Fantasy Impact: Owens should be falling under the radar in most Dynasty Leagues despite playing for the Red Sox. If he is available, I would definitely be investing.
|2013 Age: 22||BP: Florida|
|Ht:6-1 Weight: 195||Bats: Right Throws: Right||ETA: 2015|
For the past several years, everyone has just assumed that Jose Iglesias would be Boston’s shortstop of the future. After all, he’s an 80 defender and the Red Sox always seem to have enough hitting; but maybe not…
As the first pick in the 2012 draft, the Sox drafted college shortstop Deven Marrero. While he is not Iglesias defensively, he’s also no slouch defensively either and has a chance to hit a lot more than the young Cuban.
Marrero has a chance to have an above average hit tool with a nice compact swing coupled with a good approach at the plate. The swing is fairly “arm-ie” as he doesn’t use his lower half very well, so I don’t expect to see much power. I was surprised at the 24 stolen bases he posted in only 246 at-bats as he’s not a burner. However, he is a smart base runner, so I could see 20 stolen bases in 500 at-bats at the highest level.
So, what do the Red Sox do? Three of your Top 10 prospects are shortstops? If I were to look into my crystal ball five years into the future, I think you will see Bogaerts at 3B and Marrero as SS with Iglesias playing somewhere else. This scenario moves Cecchini to the outfield or out of the organization.
Fantasy Impact: I see Marrero as a top 200 prospect and therefore draftable in a Dynasty League. I see him as a solid regular with an upside of a middle infielder on your fantasy team with a .280 batting average, 20-25 stolen bases, and a handful of home runs.
|2013 Age: 24||BP: Tennessee|
|Ht:6-0 Weight: 190||Bats: Right Throws: Right||ETA: 2013|
Bryce Brentz has a lot of natural power for a guy who is only 6-foot and 190 pounds. From where does the power come? Great bat speed, getting his arms extended, and swinging very hard.

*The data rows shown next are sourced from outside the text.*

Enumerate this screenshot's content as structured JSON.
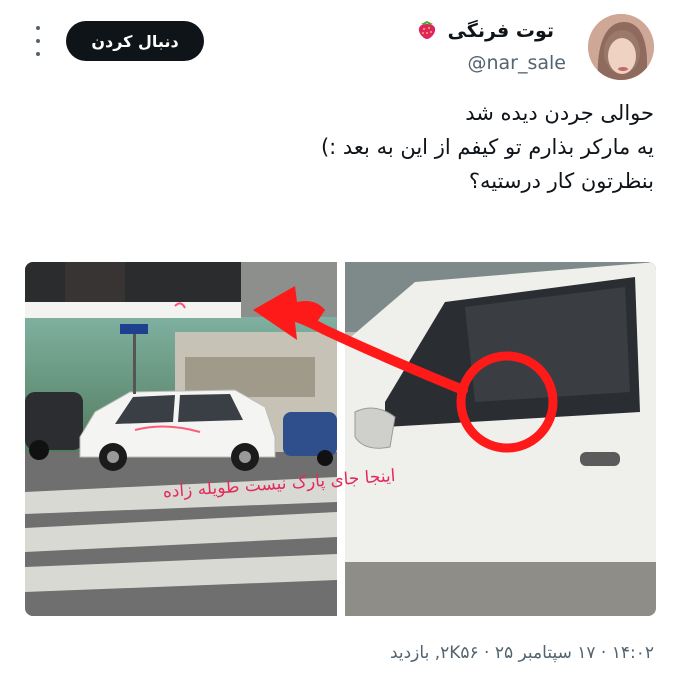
{
  "user": {
    "display_name": "توت فرنگی",
    "name_emoji": "strawberry-emoji",
    "handle": "@nar_sale"
  },
  "actions": {
    "follow_label": "دنبال کردن"
  },
  "tweet": {
    "lines": [
      "حوالی جردن دیده شد",
      "یه مارکر بذارم تو کیفم از این به بعد :)",
      "بنظرتون کار درستیه؟"
    ]
  },
  "media": {
    "car_graffiti_text": "اینجا جای پارک نیست طویله زاده"
  },
  "meta": {
    "timestamp_line": "۱۴:۰۲ · ۱۷ سپتامبر ۲۵ · ۲K۵۶, بازدید"
  },
  "colors": {
    "text_primary": "#0f1419",
    "text_secondary": "#536471",
    "button_bg": "#0f1419",
    "annotation_red": "#ff1a1a"
  }
}
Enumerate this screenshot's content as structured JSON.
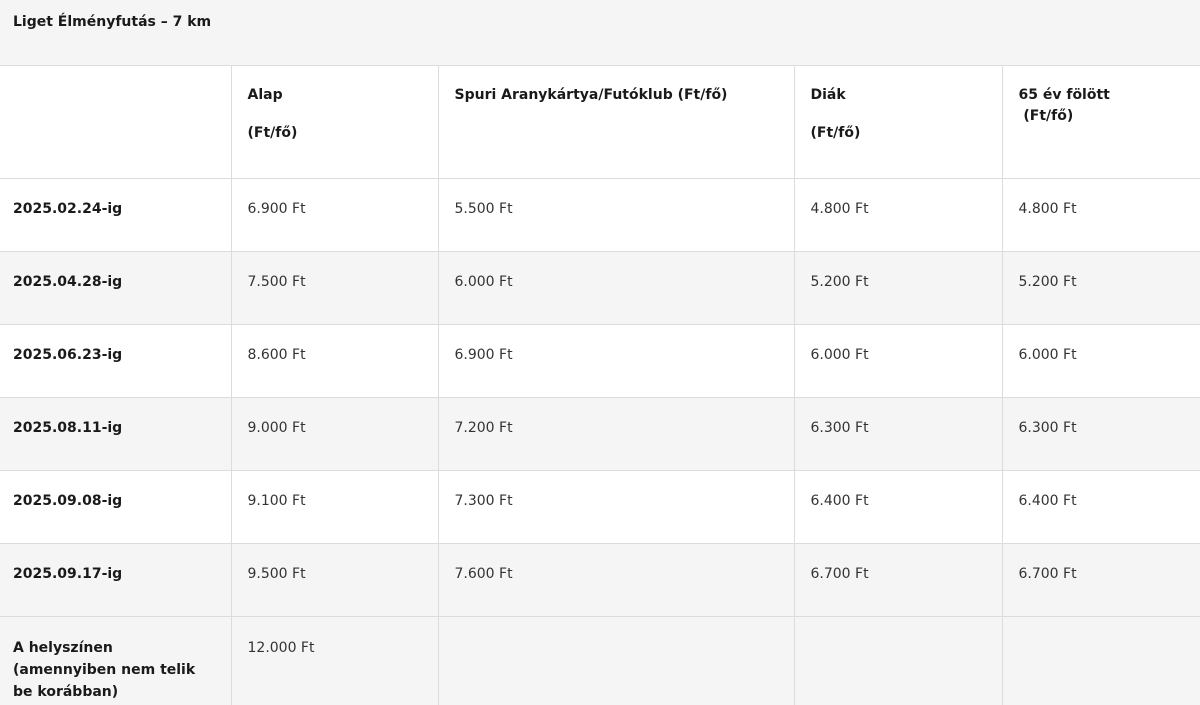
{
  "title": "Liget Élményfutás – 7 km",
  "headers": {
    "col1": {
      "name": "Alap",
      "unit": "(Ft/fő)"
    },
    "col2": {
      "name": "Spuri Aranykártya/Futóklub (Ft/fő)"
    },
    "col3": {
      "name": "Diák",
      "unit": "(Ft/fő)"
    },
    "col4": {
      "name": "65 év fölött",
      "unit": " (Ft/fő)"
    }
  },
  "rows": [
    {
      "period": "2025.02.24-ig",
      "alap": "6.900 Ft",
      "spuri": "5.500 Ft",
      "diak": "4.800 Ft",
      "senior": "4.800 Ft"
    },
    {
      "period": "2025.04.28-ig",
      "alap": "7.500 Ft",
      "spuri": "6.000 Ft",
      "diak": "5.200 Ft",
      "senior": "5.200 Ft"
    },
    {
      "period": "2025.06.23-ig",
      "alap": "8.600 Ft",
      "spuri": "6.900 Ft",
      "diak": "6.000 Ft",
      "senior": "6.000 Ft"
    },
    {
      "period": "2025.08.11-ig",
      "alap": "9.000 Ft",
      "spuri": "7.200 Ft",
      "diak": "6.300 Ft",
      "senior": "6.300 Ft"
    },
    {
      "period": "2025.09.08-ig",
      "alap": "9.100 Ft",
      "spuri": "7.300 Ft",
      "diak": "6.400 Ft",
      "senior": "6.400 Ft"
    },
    {
      "period": "2025.09.17-ig",
      "alap": "9.500 Ft",
      "spuri": "7.600 Ft",
      "diak": "6.700 Ft",
      "senior": "6.700 Ft"
    }
  ],
  "onsite": {
    "period": "A helyszínen (amennyiben nem telik be korábban)",
    "alap": "12.000 Ft"
  }
}
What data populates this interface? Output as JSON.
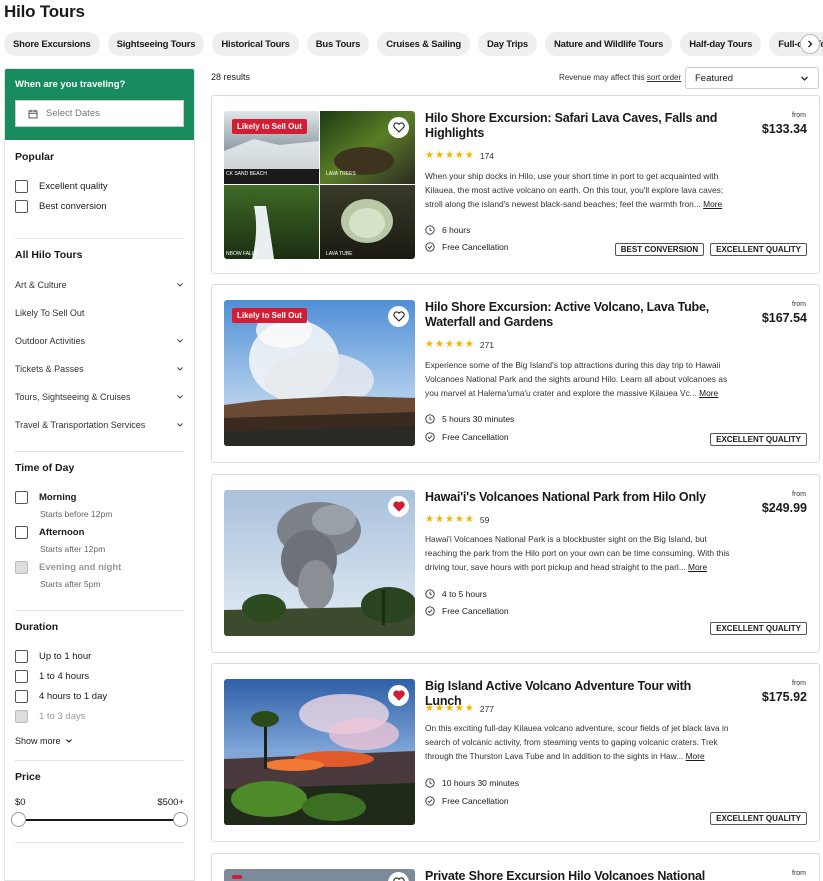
{
  "page_title": "Hilo Tours",
  "categories": [
    "Shore Excursions",
    "Sightseeing Tours",
    "Historical Tours",
    "Bus Tours",
    "Cruises & Sailing",
    "Day Trips",
    "Nature and Wildlife Tours",
    "Half-day Tours",
    "Full-day Tours"
  ],
  "sidebar": {
    "date_question": "When are you traveling?",
    "date_placeholder": "Select Dates",
    "popular_title": "Popular",
    "popular": [
      "Excellent quality",
      "Best conversion"
    ],
    "all_title": "All Hilo Tours",
    "all": [
      "Art & Culture",
      "Likely To Sell Out",
      "Outdoor Activities",
      "Tickets & Passes",
      "Tours, Sightseeing & Cruises",
      "Travel & Transportation Services"
    ],
    "time_title": "Time of Day",
    "time": [
      {
        "label": "Morning",
        "sub": "Starts before 12pm"
      },
      {
        "label": "Afternoon",
        "sub": "Starts after 12pm"
      },
      {
        "label": "Evening and night",
        "sub": "Starts after 5pm"
      }
    ],
    "duration_title": "Duration",
    "duration": [
      "Up to 1 hour",
      "1 to 4 hours",
      "4 hours to 1 day",
      "1 to 3 days"
    ],
    "show_more": "Show more",
    "price_title": "Price",
    "price_min": "$0",
    "price_max": "$500+"
  },
  "results": {
    "count": "28 results",
    "sort_note": "Revenue may affect this",
    "sort_link": "sort order",
    "sort_value": "Featured"
  },
  "cards": [
    {
      "title": "Hilo Shore Excursion: Safari Lava Caves, Falls and Highlights",
      "badge": "Likely to Sell Out",
      "rating": "174",
      "desc": "When your ship docks in Hilo, use your short time in port to get acquainted with Kilauea, the most active volcano on earth. On this tour, you'll explore lava caves; stroll along the island's newest black-sand beaches; feel the warmth fron...",
      "more": "More",
      "duration": "6 hours",
      "cancel": "Free Cancellation",
      "from": "from",
      "price": "$133.34",
      "tags": [
        "BEST CONVERSION",
        "EXCELLENT QUALITY"
      ],
      "collage": [
        "CK SAND BEACH",
        "LAVA TREES",
        "NBOW FALLS",
        "LAVA TUBE"
      ]
    },
    {
      "title": "Hilo Shore Excursion: Active Volcano, Lava Tube, Waterfall and Gardens",
      "badge": "Likely to Sell Out",
      "rating": "271",
      "desc": "Experience some of the Big Island's top attractions during this day trip to Hawaii Volcanoes National Park and the sights around Hilo. Learn all about volcanoes as you marvel at Halema'uma'u crater and explore the massive Kilauea Vc...",
      "more": "More",
      "duration": "5 hours 30 minutes",
      "cancel": "Free Cancellation",
      "from": "from",
      "price": "$167.54",
      "tags": [
        "EXCELLENT QUALITY"
      ]
    },
    {
      "title": "Hawai'i's Volcanoes National Park from Hilo Only",
      "rating": "59",
      "desc": "Hawai'i Volcanoes National Park is a blockbuster sight on the Big Island, but reaching the park from the Hilo port on your own can be time consuming. With this driving tour, save hours with port pickup and head straight to the parl...",
      "more": "More",
      "duration": "4 to 5 hours",
      "cancel": "Free Cancellation",
      "from": "from",
      "price": "$249.99",
      "tags": [
        "EXCELLENT QUALITY"
      ]
    },
    {
      "title": "Big Island Active Volcano Adventure Tour with Lunch",
      "rating": "277",
      "desc": "On this exciting full-day Kilauea volcano adventure, scour fields of jet black lava in search of volcanic activity, from steaming vents to gaping volcanic craters. Trek through the Thurston Lava Tube and In addition to the sights in Haw...",
      "more": "More",
      "duration": "10 hours 30 minutes",
      "cancel": "Free Cancellation",
      "from": "from",
      "price": "$175.92",
      "tags": [
        "EXCELLENT QUALITY"
      ]
    },
    {
      "title": "Private Shore Excursion Hilo Volcanoes National Park",
      "from": "from"
    }
  ],
  "colors": {
    "green": "#188c5f",
    "red": "#d31d34",
    "star": "#f5b500"
  }
}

In a nutshell, that’s Bryce Brentz. He has plus raw power that could translate into 25+ home runs at the highest levels. However, he is going to be very aggressive at the plate which will translate into a lot of strikeouts and few walks. While his batting average was a respectable .290, it was fueled by a .370 BABIP. While he has some speed, if we assume a .310 BABIP, his expected average was .243.

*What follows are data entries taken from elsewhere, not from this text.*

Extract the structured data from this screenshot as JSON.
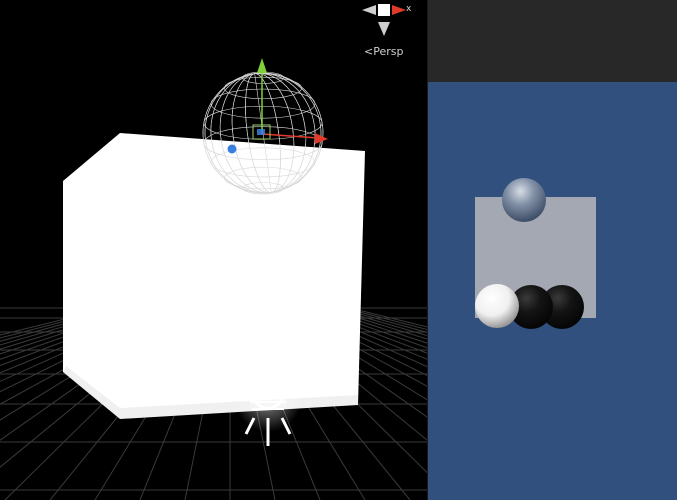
{
  "scene_view": {
    "projection_label": "Persp",
    "projection_glyph": "<",
    "axis_label": "x",
    "colors": {
      "background": "#000000",
      "grid": "#3a3a3a",
      "cube": "#ffffff",
      "wire": "#d8d8d8",
      "handle_x": "#e03a2a",
      "handle_y": "#7fd03a",
      "handle_z": "#3a7fe0"
    },
    "icons": [
      "scene-gizmo-icon",
      "directional-light-icon",
      "move-tool-icon"
    ]
  },
  "game_view": {
    "colors": {
      "toolbar": "#282828",
      "background": "#31507e",
      "quad": "#a3a8b2"
    },
    "objects": [
      "grey-sphere",
      "white-sphere",
      "black-sphere-left",
      "black-sphere-right"
    ]
  }
}
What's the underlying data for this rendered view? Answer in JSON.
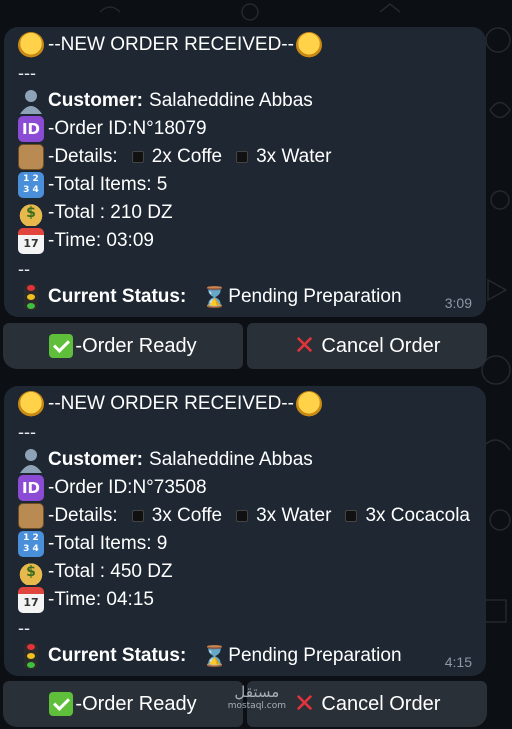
{
  "orders": [
    {
      "header": "--NEW ORDER RECEIVED--",
      "separator_top": "---",
      "customer_label": "Customer:",
      "customer_name": "Salaheddine Abbas",
      "order_id_text": "-Order ID:N°18079",
      "details_prefix": "-Details:",
      "details_items": [
        "2x Coffe",
        "3x Water"
      ],
      "total_items_text": "-Total Items: 5",
      "total_text": "-Total : 210 DZ",
      "time_text": "-Time: 03:09",
      "separator_bottom": "--",
      "status_label": "Current Status:",
      "status_value": "Pending Preparation",
      "timestamp": "3:09",
      "buttons": {
        "ready": "-Order Ready",
        "cancel": "Cancel Order"
      }
    },
    {
      "header": "--NEW ORDER RECEIVED--",
      "separator_top": "---",
      "customer_label": "Customer:",
      "customer_name": "Salaheddine Abbas",
      "order_id_text": "-Order ID:N°73508",
      "details_prefix": "-Details:",
      "details_items": [
        "3x Coffe",
        "3x Water",
        "3x Cocacola"
      ],
      "total_items_text": "-Total Items: 9",
      "total_text": "-Total : 450 DZ",
      "time_text": "-Time: 04:15",
      "separator_bottom": "--",
      "status_label": "Current Status:",
      "status_value": "Pending Preparation",
      "timestamp": "4:15",
      "buttons": {
        "ready": "-Order Ready",
        "cancel": "Cancel Order"
      }
    }
  ],
  "icons": {
    "header": "bell-icon",
    "customer": "person-silhouette-icon",
    "order_id": "id-badge-icon",
    "details": "package-icon",
    "total_items": "numbers-keycap-icon",
    "total": "money-bag-icon",
    "time": "calendar-icon",
    "status": "traffic-light-icon",
    "status_value": "hourglass-icon",
    "ready": "check-mark-icon",
    "cancel": "cross-mark-icon"
  },
  "watermark": {
    "main": "مستقل",
    "sub": "mostaql.com"
  },
  "colors": {
    "background": "#0c0f14",
    "bubble": "#1e2732",
    "button": "#2a3038",
    "timestamp": "#8d99a6",
    "check": "#5fbf3a",
    "cross": "#e2333a"
  }
}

Fantasy Impact: Brentz profiles as a second division power hitting right fielder. Power hitters always have fantasy value but I would view him as a fifth outfielder on my fantasy team.

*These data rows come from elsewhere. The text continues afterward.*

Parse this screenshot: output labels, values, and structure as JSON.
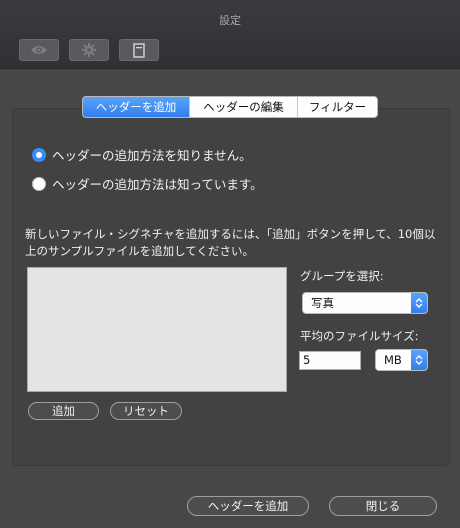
{
  "window": {
    "title": "設定"
  },
  "toolbar": {
    "buttons": [
      {
        "icon": "eye-icon"
      },
      {
        "icon": "gear-icon"
      },
      {
        "icon": "document-icon"
      }
    ]
  },
  "tabs": [
    {
      "label": "ヘッダーを追加",
      "active": true
    },
    {
      "label": "ヘッダーの編集",
      "active": false
    },
    {
      "label": "フィルター",
      "active": false
    }
  ],
  "options": [
    {
      "label": "ヘッダーの追加方法を知りません。",
      "selected": true
    },
    {
      "label": "ヘッダーの追加方法は知っています。",
      "selected": false
    }
  ],
  "description": "新しいファイル・シグネチャを追加するには、「追加」ボタンを押して、10個以上のサンプルファイルを追加してください。",
  "group": {
    "label": "グループを選択:",
    "value": "写真"
  },
  "file_size": {
    "label": "平均のファイルサイズ:",
    "value": "5",
    "unit": "MB"
  },
  "list_buttons": {
    "add": "追加",
    "reset": "リセット"
  },
  "footer": {
    "add_header": "ヘッダーを追加",
    "close": "閉じる"
  },
  "colors": {
    "accent": "#3a8cf7",
    "window_bg": "#474747",
    "titlebar_bg": "#333338"
  }
}
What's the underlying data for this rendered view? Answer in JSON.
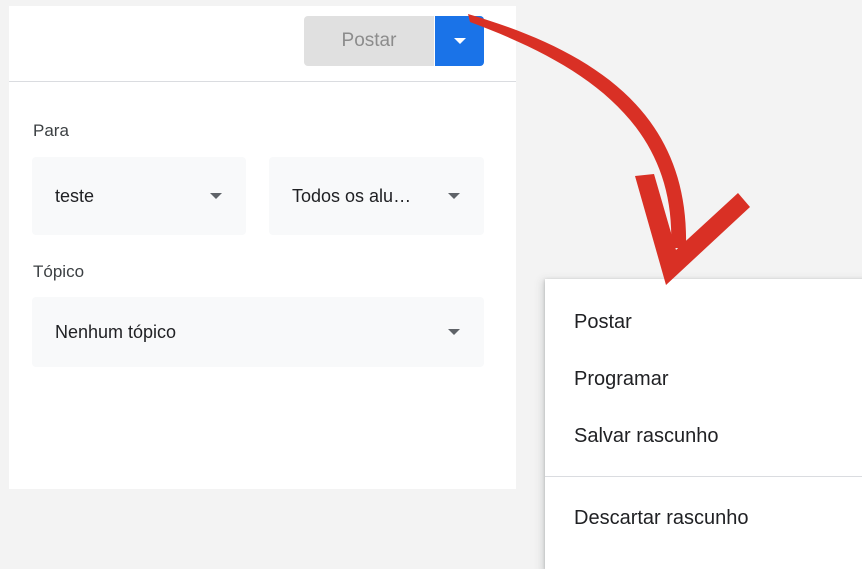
{
  "header": {
    "post_label": "Postar",
    "dropdown_icon": "caret-down-icon",
    "accent_color": "#1a73e8"
  },
  "form": {
    "para_label": "Para",
    "class_select": {
      "value": "teste"
    },
    "students_select": {
      "value": "Todos os alu…"
    },
    "topic_label": "Tópico",
    "topic_select": {
      "value": "Nenhum tópico"
    }
  },
  "menu": {
    "items": [
      {
        "label": "Postar"
      },
      {
        "label": "Programar"
      },
      {
        "label": "Salvar rascunho"
      },
      {
        "label": "Descartar rascunho"
      }
    ]
  },
  "annotation": {
    "arrow_color": "#d93025"
  }
}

Brandon Jacobs is another toolsy athlete who has a ton of upside but continues to struggle with his approach and contact ability. I still like him a lot, particularly from a fantasy standpoint and believe his upside is more than Bryce Brentz, but with a lot more risk. He should move to Double-A next year, but I would not be surprised if he stalls at that level as the Red Sox work on his approach and swing mechanics.
If you are a card carrying member of Red Sox Nation, then you are familiar with shortstop wizard Jose Iglesias. I’ve had a chance to see Iglesias take fielding practice several times and it truly is a remarkable site. The actions are so fluid that it seems like he’s floating and at game speed, he has the ability to make the difficult play look easy. The problem is he can’t hit. The approach is ultra-aggressive and as he moved to the upper minors and even in his 68 Major League at-bats in 2012, pitchers just didn’t throw him anything to hit. Yet, he swung and made weak contact. Similar to Dee Gordon, there is also not a lot of physical strength and that is also contributing to his problems at the plate. In the end, I think he profiles as a gold glove shortstop who will hit .230 with little power and a handful of stolen bases. Wait a minute…that sounds a lot like Giants shortstop Brandon Crawford, who if I recall, just won a ring.